The initial acquirer of a copy of software, in some circumstances, may resell that copy and his licence to a new acquirer. We examine a recent EU court decision on whether the right to resell extends to the resale of backup copies of software programs.

The law

The principle of exhaustion of rights is long established in IP law. The exhaustion principle is reflected in Article 4(2) of the Software Directive, which provides that:

“The first sale in the Community of a copy of a program by the rightholder or with his consent shall exhaust the distribution right within the Community of that copy, with the exception of the right to control further rental of the program or a copy thereof.”

The UsedSoft case

The main authority in this area, as regards software, was the decision of the Court of Justice of European Union (“CJEU”) in the UsedSoft case. This concerned a battle between a seller of “second hand” software, UsedSoft, and Oracle. In the case, the CJEU found that the transfer of a computer program by a copyright holder to a customer of a copy, along with a user licence agreement, constituted a “first sale” within the meaning of Article 4(2). As a result, the rights were thereby exhausted.

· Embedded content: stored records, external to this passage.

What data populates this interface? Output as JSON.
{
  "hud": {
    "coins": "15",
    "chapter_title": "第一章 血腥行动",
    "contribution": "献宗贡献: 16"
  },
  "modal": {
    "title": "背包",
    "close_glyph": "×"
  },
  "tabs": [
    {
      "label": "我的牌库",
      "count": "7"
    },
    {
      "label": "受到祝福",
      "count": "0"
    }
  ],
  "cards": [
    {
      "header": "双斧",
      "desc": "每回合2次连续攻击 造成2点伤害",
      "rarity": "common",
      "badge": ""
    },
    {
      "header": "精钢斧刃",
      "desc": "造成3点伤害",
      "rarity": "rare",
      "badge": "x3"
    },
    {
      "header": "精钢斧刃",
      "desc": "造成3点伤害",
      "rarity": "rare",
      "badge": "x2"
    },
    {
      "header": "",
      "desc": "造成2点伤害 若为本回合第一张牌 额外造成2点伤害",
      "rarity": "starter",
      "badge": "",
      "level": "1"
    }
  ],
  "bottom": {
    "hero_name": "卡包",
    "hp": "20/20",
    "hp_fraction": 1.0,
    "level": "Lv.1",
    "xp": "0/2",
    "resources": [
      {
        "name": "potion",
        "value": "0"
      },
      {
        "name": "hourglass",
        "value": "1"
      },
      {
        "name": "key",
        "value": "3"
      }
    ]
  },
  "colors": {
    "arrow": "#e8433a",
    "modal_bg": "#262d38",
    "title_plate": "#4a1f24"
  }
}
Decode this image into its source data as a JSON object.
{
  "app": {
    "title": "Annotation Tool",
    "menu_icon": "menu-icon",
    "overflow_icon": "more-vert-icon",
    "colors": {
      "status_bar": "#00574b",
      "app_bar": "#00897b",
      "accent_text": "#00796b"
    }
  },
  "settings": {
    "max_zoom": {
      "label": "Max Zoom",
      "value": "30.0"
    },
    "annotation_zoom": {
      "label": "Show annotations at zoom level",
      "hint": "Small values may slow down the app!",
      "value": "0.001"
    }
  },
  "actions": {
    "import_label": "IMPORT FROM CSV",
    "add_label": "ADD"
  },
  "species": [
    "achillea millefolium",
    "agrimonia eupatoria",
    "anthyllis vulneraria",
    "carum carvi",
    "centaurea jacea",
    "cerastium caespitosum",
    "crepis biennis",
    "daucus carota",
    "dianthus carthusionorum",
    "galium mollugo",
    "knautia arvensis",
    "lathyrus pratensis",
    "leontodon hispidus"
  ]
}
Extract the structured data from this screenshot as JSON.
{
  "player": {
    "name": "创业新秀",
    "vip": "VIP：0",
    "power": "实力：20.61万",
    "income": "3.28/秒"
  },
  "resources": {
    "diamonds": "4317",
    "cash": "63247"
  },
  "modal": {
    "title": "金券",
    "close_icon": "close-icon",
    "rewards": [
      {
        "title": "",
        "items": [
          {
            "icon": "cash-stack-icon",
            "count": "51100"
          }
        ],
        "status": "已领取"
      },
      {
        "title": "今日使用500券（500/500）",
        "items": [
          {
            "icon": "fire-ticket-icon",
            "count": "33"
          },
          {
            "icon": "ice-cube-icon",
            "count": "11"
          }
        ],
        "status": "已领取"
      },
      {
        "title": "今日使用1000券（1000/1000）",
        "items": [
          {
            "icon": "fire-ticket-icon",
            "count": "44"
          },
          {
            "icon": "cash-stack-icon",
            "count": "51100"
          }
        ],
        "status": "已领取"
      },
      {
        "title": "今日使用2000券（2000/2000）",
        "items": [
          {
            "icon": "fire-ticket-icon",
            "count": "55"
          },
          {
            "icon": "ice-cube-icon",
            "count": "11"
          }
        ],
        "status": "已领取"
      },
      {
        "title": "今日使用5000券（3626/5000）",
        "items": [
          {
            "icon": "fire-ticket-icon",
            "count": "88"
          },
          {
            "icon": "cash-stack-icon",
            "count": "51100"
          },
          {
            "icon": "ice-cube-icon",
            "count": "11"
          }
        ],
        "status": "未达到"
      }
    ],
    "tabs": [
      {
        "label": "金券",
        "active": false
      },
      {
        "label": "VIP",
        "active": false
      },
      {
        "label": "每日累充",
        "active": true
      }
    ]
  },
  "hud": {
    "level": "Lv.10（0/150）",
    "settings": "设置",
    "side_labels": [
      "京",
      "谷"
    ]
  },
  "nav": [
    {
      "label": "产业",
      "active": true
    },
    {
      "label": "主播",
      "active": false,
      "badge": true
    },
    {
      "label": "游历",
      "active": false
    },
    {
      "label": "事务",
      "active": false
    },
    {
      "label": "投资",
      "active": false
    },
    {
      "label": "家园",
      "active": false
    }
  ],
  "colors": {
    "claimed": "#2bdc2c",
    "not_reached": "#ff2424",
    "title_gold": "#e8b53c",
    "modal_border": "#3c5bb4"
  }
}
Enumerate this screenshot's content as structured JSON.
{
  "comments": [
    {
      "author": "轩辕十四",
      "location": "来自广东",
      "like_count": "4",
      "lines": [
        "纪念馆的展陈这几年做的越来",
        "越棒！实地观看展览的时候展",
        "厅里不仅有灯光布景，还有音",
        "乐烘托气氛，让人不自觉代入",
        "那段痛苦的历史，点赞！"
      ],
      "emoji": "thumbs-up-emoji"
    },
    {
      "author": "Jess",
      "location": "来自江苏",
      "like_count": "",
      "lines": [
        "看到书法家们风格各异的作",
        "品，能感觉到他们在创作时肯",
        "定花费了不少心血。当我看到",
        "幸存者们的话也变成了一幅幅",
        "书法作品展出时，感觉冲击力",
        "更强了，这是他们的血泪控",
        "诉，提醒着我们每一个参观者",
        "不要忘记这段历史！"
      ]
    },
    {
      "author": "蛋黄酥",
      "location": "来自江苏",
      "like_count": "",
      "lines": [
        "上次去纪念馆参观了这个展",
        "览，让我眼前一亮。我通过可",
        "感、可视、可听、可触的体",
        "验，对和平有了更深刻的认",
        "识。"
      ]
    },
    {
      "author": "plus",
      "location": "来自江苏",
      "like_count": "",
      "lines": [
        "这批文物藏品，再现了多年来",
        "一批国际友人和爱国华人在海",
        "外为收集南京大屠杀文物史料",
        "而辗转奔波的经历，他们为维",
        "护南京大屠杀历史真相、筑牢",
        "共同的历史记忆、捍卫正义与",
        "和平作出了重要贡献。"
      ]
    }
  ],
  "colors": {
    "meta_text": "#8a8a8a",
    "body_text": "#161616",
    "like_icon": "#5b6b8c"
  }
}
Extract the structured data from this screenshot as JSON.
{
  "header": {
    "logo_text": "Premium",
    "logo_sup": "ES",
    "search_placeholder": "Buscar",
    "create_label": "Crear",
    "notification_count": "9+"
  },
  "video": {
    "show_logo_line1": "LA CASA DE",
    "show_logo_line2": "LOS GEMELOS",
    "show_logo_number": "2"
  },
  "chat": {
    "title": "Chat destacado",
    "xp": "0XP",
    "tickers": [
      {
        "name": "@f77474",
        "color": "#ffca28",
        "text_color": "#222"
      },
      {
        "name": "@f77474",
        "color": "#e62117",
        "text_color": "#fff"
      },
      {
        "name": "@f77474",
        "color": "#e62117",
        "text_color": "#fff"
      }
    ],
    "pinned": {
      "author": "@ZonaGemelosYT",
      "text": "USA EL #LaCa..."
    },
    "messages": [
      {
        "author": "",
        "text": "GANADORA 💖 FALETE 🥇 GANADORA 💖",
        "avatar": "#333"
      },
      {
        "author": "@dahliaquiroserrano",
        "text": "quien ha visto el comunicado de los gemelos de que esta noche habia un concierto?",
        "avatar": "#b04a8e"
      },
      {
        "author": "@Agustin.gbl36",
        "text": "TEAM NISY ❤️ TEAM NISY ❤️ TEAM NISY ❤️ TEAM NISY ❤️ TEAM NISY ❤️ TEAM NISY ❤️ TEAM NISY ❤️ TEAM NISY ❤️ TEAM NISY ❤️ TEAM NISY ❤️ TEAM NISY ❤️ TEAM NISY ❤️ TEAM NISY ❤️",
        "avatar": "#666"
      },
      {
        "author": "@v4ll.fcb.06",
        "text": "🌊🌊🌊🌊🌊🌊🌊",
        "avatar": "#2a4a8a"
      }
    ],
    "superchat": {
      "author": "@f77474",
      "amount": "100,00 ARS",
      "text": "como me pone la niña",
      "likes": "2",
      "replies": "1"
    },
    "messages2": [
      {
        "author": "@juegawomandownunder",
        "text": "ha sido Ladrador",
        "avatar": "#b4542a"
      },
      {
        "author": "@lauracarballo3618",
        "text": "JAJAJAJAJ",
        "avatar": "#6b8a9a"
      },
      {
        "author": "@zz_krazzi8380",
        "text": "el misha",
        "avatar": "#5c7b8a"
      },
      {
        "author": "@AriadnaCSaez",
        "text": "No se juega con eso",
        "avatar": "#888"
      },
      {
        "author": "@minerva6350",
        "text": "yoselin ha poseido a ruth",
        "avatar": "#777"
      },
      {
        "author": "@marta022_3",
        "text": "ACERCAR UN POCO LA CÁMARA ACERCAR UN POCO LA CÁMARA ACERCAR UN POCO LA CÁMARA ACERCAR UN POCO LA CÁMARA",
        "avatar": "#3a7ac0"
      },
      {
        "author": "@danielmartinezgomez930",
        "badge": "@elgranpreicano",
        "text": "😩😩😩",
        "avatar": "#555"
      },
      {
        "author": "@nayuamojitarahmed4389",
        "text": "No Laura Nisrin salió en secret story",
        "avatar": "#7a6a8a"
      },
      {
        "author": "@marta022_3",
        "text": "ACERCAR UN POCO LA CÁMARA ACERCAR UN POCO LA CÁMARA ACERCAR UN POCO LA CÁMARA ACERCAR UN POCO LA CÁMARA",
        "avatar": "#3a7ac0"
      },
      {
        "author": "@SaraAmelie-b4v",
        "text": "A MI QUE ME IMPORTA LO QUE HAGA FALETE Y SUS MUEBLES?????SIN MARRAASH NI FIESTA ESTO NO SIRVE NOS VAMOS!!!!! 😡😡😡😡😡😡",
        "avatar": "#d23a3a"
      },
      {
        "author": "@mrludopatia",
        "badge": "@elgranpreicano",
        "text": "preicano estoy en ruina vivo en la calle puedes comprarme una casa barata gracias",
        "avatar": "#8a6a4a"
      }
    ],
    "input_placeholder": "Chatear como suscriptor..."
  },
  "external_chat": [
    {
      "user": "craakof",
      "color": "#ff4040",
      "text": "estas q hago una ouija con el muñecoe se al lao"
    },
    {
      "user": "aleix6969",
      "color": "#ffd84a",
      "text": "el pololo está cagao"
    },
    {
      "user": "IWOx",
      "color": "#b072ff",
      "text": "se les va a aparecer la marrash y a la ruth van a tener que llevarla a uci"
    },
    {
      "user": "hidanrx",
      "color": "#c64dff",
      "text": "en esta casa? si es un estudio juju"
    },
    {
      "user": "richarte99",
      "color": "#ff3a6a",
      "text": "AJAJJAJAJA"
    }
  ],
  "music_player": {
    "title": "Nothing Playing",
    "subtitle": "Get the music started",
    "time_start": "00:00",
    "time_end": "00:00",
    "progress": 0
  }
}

After UsedSoft, selling “used” software was not viewed as infringing the owner’s right, provided that the originally downloaded copy (the “first sale copy”) was deleted or rendered unusable.

Ranks and Vasijevics

In the Ranks and Vasijevics case, the CJEU had a further opportunity to consider the doctrine of exhaustion in the context of software. Mr. Ranks and Mr. Vasilevics were Latvians charged with crimes for the resale of software copies. The software involved were Microsoft products, the Office suite, and Windows. The CJEU was asked to determine whether the resale of used copies of computer programmes carried out by Mr. Ranks and Mr. Vasilevics was lawful.

The defendants argued that the principle of exhaustion of the distribution right permitted them to re-sell a copy of a program on a non-original material such as a floppy disk. They argued that this was possible provided the original material medium had been damaged, and so long as they complied with the conditions set out in the UsedSoft case.

The CJEU noted that, according to the Software Directive, lawfully making a backup copy of a computer program was subject to two conditions:

1. the copy had to be made by a person having a right to use that program; and

2. the copy had to be necessary for that use.

Therefore, a backup copy could lawfully be made and used only to meet the sole needs of the person having the right to use that program.

What did the CJEU decide?

The CJEU confirmed that the lawful initial acquirer of a copy of software, accompanied by an unlimited user licence, can resell that copy and his licence to a new licensee. However, this does not apply if the original material medium of the copy which was initially delivered to him has been damaged, destroyed or lost. In other words, the initial acquirer cannot provide his backup copy of that program to a new licensee without the permission of the original rightholder.

This ruling makes clear that the CJEU was trying to go no further than to close an undesirable loophole, and the case is highly fact-specific. Otherwise, is might have been possible to re-sell “used” software on pretence that they were “back-up” copies, which could be difficult for rightholders to prevent.